** DATASET EXCERPTS follows **

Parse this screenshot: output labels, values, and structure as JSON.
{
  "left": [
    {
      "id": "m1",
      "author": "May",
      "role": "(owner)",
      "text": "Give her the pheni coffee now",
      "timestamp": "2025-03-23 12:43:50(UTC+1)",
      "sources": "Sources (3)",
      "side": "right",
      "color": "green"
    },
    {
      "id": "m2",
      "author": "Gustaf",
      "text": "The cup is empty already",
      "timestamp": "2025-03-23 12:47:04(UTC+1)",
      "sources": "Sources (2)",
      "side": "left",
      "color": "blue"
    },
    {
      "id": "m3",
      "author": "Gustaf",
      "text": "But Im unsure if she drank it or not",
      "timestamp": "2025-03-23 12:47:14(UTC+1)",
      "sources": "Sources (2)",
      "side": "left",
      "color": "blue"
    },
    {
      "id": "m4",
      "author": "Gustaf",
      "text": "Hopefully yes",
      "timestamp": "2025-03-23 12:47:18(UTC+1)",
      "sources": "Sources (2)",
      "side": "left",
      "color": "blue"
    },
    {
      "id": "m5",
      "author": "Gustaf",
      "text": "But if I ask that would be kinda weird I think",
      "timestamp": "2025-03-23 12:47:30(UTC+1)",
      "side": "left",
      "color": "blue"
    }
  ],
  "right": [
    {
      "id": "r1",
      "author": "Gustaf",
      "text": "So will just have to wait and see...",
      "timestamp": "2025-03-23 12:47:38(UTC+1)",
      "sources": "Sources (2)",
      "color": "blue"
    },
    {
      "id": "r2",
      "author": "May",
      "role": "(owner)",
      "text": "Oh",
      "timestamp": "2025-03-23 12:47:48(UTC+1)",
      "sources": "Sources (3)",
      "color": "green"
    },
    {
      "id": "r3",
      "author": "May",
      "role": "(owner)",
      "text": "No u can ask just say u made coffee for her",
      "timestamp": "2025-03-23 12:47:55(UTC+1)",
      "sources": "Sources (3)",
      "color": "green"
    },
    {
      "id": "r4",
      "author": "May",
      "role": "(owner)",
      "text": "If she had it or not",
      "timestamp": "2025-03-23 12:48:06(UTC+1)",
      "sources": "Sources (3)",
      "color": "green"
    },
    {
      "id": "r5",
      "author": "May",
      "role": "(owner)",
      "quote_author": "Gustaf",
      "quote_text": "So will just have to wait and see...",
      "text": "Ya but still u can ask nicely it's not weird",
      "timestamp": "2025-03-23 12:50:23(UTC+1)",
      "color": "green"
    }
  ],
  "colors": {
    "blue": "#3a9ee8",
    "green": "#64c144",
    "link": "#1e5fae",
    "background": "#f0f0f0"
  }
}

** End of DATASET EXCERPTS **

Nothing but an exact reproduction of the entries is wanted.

*WRITTEN SOLUTION:*
Parse this screenshot: output labels, values, and structure as JSON.
{
  "left": [
    {
      "id": "m1",
      "author": "May",
      "role": "(owner)",
      "text": "Give her the pheni coffee now",
      "timestamp": "2025-03-23 12:43:50(UTC+1)",
      "sources": "Sources (3)",
      "side": "right",
      "color": "green"
    },
    {
      "id": "m2",
      "author": "Gustaf",
      "text": "The cup is empty already",
      "timestamp": "2025-03-23 12:47:04(UTC+1)",
      "sources": "Sources (2)",
      "side": "left",
      "color": "blue"
    },
    {
      "id": "m3",
      "author": "Gustaf",
      "text": "But Im unsure if she drank it or not",
      "timestamp": "2025-03-23 12:47:14(UTC+1)",
      "sources": "Sources (2)",
      "side": "left",
      "color": "blue"
    },
    {
      "id": "m4",
      "author": "Gustaf",
      "text": "Hopefully yes",
      "timestamp": "2025-03-23 12:47:18(UTC+1)",
      "sources": "Sources (2)",
      "side": "left",
      "color": "blue"
    },
    {
      "id": "m5",
      "author": "Gustaf",
      "text": "But if I ask that would be kinda weird I think",
      "timestamp": "2025-03-23 12:47:30(UTC+1)",
      "side": "left",
      "color": "blue"
    }
  ],
  "right": [
    {
      "id": "r1",
      "author": "Gustaf",
      "text": "So will just have to wait and see...",
      "timestamp": "2025-03-23 12:47:38(UTC+1)",
      "sources": "Sources (2)",
      "color": "blue"
    },
    {
      "id": "r2",
      "author": "May",
      "role": "(owner)",
      "text": "Oh",
      "timestamp": "2025-03-23 12:47:48(UTC+1)",
      "sources": "Sources (3)",
      "color": "green"
    },
    {
      "id": "r3",
      "author": "May",
      "role": "(owner)",
      "text": "No u can ask just say u made coffee for her",
      "timestamp": "2025-03-23 12:47:55(UTC+1)",
      "sources": "Sources (3)",
      "color": "green"
    },
    {
      "id": "r4",
      "author": "May",
      "role": "(owner)",
      "text": "If she had it or not",
      "timestamp": "2025-03-23 12:48:06(UTC+1)",
      "sources": "Sources (3)",
      "color": "green"
    },
    {
      "id": "r5",
      "author": "May",
      "role": "(owner)",
      "quote_author": "Gustaf",
      "quote_text": "So will just have to wait and see...",
      "text": "Ya but still u can ask nicely it's not weird",
      "timestamp": "2025-03-23 12:50:23(UTC+1)",
      "color": "green"
    }
  ],
  "colors": {
    "blue": "#3a9ee8",
    "green": "#64c144",
    "link": "#1e5fae",
    "background": "#f0f0f0"
  }
}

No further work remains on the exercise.